Does someone who, as the only European to have gone on two long-term missions to space, find life on earth to be boring? "No, I wouldn’t say that at all," responds former astronaut Thomas Reiter on that Tuesday evening to the opening question from Joachim Dorfs, editor in chief of the Stuttgarter Zeitung. At the second Stuttgart Dialog, 700 guests listened to the stories of Europe’s most experienced astronaut – thanks to the invitation of the newspaper and the Robert Bosch Stiftung. "On the one hand, you’re fascinated by the unbelievable beauty of the view of the earth from high above, but something always brings you back to reality," Reiter explains. For example, one night on one of his missions, he was looking at Europe and the lights along the coastline – and then he suddenly saw a pitch-black area. The effects of the war in the Balkans could be seen even from space.
As an astronaut in space, do you feel all of the political tension of international collaboration? "No, we’re all united up there," says Reiter. "We have been working together for decades and are pursuing a common goal." Even in times of the greatest contention, there is a family-like atmosphere on the International Space Station (ISS).
"The next logical goal is the moon"
Mars was of course also on the agenda – including the possibility of life on the Red Planet. Reiter thinks that, realistically, humans will land on Mars in around 20 years. "But the next logical goal is the moon," emphasized the current official of the European Space Agency (ESA). After all, the outbound trip alone to Mars would last seven months, which means that a manned mission would take two to three years. "For that, we would need to work much more autonomously than we do today." The moon would be suitable not only as a testing ground for a Mars mission, but also as a station for a deeper look into the cosmos.
Why do the Americans want to go to Mars? Reiter chooses his words carefully when speaking on the topic. There have been whispers that even NASA’s budget is too small for such an undertaking. And, in light of the new administration, "We’ll have to see," he says, imitating Donald Trump. He is intrigued by the question of how Mars became what it is today. After all, everyone is in agreement that there was once water on Mars. How did that water disappear? Might the earth be facing a similar fate? And the second question: was there ever life on Mars – and might there still be?

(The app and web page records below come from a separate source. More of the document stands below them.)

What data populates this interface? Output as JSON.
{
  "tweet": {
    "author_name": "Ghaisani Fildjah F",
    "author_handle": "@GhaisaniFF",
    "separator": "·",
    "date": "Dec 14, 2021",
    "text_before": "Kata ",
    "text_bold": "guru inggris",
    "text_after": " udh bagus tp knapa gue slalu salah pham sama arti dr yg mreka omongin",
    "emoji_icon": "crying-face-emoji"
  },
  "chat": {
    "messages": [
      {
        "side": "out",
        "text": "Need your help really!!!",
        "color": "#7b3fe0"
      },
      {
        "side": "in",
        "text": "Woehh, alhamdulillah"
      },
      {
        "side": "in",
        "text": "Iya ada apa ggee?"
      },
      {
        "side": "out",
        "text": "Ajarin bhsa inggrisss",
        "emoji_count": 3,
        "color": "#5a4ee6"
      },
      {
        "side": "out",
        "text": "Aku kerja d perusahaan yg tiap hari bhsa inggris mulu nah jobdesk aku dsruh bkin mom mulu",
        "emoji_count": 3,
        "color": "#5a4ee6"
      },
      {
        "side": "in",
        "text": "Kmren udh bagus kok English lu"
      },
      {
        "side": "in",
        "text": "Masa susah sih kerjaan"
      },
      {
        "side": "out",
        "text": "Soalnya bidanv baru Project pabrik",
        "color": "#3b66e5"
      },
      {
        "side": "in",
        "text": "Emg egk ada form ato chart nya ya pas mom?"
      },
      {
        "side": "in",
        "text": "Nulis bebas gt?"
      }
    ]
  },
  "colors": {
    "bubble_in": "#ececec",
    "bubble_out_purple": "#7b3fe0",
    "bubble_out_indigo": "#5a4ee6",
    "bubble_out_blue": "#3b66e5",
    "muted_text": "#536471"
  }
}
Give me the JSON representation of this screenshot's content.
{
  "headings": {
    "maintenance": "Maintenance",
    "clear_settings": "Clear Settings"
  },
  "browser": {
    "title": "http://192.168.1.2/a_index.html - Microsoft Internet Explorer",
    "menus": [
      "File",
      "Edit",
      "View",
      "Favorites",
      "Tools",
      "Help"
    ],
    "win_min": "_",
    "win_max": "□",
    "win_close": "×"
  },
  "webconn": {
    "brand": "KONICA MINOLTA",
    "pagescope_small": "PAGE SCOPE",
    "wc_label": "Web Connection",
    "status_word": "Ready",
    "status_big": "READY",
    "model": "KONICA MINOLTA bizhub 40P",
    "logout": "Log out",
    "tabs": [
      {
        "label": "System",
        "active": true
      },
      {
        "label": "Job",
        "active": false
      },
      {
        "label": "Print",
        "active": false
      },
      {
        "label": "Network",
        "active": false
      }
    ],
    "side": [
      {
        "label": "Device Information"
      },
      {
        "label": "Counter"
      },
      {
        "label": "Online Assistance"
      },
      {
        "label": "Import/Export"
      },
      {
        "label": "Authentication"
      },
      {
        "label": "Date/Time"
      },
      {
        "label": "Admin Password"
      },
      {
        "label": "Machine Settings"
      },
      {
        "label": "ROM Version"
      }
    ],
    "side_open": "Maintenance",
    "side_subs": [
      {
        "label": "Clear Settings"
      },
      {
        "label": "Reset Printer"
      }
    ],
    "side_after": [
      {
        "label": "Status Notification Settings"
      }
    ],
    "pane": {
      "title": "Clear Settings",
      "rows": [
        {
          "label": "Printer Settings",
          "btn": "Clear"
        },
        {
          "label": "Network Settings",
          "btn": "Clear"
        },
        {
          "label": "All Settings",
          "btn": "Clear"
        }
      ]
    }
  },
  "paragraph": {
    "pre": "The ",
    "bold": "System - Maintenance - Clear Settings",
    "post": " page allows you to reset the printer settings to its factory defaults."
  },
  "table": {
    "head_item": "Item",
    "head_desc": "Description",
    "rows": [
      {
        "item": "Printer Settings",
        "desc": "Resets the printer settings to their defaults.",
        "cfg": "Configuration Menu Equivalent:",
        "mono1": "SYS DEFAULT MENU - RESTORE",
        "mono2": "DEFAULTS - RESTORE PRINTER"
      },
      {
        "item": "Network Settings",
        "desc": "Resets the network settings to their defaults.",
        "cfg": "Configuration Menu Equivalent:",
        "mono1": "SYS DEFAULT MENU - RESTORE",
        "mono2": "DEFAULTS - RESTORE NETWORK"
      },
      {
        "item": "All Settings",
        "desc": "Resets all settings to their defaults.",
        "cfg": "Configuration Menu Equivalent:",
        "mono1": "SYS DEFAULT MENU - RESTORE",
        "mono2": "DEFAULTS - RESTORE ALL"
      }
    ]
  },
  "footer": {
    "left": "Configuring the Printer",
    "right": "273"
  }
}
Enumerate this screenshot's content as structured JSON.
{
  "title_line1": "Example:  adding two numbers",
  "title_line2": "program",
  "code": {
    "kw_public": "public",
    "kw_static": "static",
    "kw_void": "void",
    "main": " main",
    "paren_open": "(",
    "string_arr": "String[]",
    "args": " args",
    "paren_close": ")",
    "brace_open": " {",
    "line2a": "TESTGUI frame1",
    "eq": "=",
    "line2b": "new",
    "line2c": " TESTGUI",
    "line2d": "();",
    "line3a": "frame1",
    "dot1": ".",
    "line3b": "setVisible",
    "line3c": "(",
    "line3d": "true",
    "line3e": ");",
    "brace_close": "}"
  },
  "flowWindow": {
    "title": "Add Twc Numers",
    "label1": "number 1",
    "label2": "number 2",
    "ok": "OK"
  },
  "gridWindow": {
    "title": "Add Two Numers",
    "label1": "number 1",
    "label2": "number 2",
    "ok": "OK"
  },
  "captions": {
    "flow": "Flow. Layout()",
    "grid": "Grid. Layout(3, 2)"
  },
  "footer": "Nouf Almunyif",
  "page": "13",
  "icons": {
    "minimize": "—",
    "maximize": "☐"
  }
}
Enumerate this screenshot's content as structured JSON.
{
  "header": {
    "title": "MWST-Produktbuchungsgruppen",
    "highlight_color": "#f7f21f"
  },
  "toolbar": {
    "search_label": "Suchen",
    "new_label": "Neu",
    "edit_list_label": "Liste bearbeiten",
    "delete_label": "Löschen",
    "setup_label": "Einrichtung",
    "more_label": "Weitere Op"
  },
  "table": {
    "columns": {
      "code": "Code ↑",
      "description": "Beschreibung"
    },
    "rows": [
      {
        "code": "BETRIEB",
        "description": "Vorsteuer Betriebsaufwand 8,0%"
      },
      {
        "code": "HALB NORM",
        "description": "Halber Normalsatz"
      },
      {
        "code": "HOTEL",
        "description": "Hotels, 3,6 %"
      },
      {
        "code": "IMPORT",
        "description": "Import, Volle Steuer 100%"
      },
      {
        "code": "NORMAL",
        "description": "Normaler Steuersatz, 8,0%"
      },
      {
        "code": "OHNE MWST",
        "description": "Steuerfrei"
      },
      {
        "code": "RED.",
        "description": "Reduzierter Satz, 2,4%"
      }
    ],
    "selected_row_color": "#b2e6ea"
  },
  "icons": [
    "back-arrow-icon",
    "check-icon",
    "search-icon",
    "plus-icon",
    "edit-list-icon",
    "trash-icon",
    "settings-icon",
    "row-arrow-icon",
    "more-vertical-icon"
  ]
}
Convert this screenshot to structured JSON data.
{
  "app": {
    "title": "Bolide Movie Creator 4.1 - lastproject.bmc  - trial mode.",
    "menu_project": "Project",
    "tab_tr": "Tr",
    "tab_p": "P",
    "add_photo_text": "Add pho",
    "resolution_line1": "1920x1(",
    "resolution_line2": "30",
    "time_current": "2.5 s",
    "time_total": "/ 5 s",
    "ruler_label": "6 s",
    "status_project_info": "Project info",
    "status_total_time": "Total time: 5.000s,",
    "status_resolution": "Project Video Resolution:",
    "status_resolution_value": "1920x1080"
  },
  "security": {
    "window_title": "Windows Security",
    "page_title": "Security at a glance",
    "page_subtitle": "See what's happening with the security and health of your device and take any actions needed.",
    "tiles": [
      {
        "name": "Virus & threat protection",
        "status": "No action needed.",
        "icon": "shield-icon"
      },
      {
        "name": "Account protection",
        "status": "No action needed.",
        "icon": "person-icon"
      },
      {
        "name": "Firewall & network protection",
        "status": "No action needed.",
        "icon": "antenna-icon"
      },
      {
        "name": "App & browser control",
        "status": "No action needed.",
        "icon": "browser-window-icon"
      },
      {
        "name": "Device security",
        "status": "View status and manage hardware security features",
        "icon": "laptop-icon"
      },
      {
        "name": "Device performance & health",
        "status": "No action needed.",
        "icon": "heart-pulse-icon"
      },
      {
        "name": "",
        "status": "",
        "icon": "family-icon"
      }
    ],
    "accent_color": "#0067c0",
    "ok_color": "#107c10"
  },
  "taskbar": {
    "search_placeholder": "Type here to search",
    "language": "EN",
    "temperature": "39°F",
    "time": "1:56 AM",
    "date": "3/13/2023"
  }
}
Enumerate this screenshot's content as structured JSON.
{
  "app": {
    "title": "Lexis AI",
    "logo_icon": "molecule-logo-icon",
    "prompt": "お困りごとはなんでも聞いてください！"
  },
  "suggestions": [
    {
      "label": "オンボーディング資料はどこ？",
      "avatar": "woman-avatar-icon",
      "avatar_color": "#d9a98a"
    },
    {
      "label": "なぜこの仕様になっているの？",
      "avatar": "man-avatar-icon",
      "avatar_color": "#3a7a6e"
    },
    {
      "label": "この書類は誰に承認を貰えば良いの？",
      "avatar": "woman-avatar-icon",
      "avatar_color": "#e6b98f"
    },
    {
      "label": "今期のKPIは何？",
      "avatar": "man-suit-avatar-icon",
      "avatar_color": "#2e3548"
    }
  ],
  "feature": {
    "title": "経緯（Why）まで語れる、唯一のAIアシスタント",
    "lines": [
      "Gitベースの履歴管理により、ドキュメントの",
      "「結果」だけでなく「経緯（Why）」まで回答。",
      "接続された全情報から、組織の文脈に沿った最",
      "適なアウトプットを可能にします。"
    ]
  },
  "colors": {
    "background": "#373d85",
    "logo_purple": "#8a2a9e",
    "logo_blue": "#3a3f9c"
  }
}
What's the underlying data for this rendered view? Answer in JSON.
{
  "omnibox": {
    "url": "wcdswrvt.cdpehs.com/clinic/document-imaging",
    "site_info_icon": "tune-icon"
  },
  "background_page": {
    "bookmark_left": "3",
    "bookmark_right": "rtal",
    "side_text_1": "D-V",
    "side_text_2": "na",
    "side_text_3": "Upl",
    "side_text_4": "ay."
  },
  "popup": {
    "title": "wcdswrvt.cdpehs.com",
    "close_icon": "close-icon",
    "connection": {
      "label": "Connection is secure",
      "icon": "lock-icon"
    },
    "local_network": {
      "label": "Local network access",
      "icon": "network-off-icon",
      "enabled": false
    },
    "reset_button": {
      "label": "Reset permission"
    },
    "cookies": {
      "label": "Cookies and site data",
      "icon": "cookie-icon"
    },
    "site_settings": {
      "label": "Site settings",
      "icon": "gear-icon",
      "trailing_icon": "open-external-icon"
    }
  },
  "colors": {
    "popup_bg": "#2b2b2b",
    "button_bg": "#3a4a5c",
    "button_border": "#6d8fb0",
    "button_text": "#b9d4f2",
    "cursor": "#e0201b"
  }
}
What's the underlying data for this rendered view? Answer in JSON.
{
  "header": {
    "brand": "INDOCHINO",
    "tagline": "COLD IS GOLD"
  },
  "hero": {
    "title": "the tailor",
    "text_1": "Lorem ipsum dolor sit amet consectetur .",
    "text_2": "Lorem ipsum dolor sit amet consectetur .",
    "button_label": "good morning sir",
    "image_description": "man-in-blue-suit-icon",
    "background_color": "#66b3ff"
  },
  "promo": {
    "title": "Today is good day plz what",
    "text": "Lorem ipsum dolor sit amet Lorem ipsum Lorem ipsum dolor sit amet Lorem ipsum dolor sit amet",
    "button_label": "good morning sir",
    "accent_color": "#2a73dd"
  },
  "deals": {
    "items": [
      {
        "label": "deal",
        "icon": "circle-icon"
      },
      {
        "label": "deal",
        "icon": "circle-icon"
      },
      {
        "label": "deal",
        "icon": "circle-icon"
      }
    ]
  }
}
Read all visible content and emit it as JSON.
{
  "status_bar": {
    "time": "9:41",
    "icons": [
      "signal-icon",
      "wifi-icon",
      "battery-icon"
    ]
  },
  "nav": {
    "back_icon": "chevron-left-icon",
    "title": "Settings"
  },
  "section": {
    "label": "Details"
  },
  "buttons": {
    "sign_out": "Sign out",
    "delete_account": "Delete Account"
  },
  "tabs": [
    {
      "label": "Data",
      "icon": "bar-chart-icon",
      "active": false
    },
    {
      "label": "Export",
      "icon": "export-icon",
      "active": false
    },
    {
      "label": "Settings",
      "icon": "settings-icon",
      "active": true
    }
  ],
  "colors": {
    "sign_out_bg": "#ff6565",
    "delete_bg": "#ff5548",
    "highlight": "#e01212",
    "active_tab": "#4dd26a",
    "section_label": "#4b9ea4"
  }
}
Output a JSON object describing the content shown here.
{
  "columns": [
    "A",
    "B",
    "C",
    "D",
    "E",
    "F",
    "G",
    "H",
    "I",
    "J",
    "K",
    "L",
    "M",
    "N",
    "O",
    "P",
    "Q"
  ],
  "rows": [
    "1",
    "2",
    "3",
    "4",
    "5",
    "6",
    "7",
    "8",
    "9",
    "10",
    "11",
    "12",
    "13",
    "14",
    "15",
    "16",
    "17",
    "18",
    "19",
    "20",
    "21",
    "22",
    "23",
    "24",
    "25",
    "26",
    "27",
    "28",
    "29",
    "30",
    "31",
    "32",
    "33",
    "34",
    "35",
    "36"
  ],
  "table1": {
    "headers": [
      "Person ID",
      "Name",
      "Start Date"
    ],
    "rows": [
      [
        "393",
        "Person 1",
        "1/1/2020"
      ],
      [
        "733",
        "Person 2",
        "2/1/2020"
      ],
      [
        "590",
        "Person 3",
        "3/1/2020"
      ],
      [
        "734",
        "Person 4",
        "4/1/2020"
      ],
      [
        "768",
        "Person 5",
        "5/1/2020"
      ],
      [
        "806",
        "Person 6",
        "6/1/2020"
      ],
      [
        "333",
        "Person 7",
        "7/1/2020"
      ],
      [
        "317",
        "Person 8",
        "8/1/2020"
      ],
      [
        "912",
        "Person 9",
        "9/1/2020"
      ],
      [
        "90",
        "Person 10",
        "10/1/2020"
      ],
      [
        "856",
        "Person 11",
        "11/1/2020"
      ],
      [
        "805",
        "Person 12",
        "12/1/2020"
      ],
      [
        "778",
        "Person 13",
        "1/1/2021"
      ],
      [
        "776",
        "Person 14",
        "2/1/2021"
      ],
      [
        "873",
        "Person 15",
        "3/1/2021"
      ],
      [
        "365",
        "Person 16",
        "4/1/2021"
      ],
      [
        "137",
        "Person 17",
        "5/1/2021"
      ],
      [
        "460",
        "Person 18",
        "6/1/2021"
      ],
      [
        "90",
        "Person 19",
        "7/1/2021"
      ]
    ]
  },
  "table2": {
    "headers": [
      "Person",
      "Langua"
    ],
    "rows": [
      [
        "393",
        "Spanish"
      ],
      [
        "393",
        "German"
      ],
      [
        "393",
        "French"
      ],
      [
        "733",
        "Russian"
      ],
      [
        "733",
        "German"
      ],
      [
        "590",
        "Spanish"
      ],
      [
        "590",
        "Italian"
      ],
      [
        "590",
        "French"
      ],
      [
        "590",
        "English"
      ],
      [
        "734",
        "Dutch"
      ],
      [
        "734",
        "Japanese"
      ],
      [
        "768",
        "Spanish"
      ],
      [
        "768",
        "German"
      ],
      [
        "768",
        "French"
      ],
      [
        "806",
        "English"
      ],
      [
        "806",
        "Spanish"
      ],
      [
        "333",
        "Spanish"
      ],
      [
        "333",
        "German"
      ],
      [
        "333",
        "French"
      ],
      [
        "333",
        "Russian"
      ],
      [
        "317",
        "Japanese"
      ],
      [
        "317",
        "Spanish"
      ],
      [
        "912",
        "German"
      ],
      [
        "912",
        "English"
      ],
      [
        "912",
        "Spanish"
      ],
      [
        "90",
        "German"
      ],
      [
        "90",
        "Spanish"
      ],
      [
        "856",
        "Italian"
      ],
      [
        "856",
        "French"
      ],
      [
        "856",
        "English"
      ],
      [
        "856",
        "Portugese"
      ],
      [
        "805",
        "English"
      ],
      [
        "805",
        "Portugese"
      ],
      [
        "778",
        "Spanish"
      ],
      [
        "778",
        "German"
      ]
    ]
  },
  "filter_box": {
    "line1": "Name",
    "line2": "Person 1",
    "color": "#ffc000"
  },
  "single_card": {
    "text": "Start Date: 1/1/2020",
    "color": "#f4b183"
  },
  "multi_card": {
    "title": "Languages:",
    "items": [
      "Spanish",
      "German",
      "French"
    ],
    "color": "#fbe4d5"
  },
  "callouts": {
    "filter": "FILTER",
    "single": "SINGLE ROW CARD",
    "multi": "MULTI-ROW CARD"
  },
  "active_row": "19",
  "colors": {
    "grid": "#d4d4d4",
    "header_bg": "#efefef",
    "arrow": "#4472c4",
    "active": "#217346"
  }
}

Complex space exploration projects
One cannot think of space exploration projects as simple says Reiter as Joachim Dorfs asks him about the crash of the lander in the ExoMars mission. "That was a big disappointment," Reiter admits. "It didn’t work out the way we thought it would." In contrast, the European Space Agency (ESA) has had many successes – so much so that people might have the wrong impression that everything is easy.
Surely there are a few aerospace engineering students today with similar dreams – and ESA astronauts never get tired of encouraging those students to keep their dreams alive. Stuttgart offers the only civilian aerospace engineering program in Germany.
Aerospace students ask their role model
Of the 1,700 students, 30 were also invited to the event, and they had questions for their role model. One student was curious about the difference between the Russian Mir space station and today’s ISS. "The meals have become more varied," says Reiter, earning a few laughs from the audience. In the past, he picked up his soldering iron and made repairs to the Mir space station. "Today, you won’t get very far on the ISS with a soldering iron," Reiter muses. But when it comes to the moon and Mars, that will have to change in his opinion – due to the logistics of the situation, which make delivery of replacement parts quite difficult. So perhaps the soldering iron will make a lunar comeback, if you will.
(November 2016, Eva Wolfangel, Stuttgarter Zeitung)